Instructions for the task
Using the entries that follow, state how many lines contain "handle", with no other words.
** Opening Input data block **
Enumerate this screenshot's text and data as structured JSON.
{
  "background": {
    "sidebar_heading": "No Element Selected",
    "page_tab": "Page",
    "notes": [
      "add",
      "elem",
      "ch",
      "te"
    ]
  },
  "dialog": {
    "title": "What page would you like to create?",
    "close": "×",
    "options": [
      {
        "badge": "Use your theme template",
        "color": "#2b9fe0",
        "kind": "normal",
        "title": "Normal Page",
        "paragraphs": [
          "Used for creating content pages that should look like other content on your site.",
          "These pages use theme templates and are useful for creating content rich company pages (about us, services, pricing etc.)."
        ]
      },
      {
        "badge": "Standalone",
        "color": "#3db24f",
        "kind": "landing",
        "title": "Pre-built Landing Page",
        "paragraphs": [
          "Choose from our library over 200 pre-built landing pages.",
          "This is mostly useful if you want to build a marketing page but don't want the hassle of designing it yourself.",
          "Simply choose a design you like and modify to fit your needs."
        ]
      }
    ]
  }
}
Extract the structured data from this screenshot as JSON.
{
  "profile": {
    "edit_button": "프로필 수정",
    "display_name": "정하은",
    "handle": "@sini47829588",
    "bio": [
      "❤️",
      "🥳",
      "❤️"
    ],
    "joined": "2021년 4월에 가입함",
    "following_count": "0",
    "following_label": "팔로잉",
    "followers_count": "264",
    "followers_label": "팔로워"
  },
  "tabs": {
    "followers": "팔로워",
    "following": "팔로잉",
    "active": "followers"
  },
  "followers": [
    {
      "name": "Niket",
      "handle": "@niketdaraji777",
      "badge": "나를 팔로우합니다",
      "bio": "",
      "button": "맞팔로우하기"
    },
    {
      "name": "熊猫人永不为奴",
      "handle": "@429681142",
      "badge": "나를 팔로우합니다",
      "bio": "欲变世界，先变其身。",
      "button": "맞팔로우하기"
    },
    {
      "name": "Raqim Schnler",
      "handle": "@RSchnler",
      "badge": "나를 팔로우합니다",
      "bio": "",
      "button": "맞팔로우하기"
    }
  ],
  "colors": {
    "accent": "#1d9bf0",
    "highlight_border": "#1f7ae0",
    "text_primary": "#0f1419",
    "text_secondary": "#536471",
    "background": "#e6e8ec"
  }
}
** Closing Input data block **
Written answer
4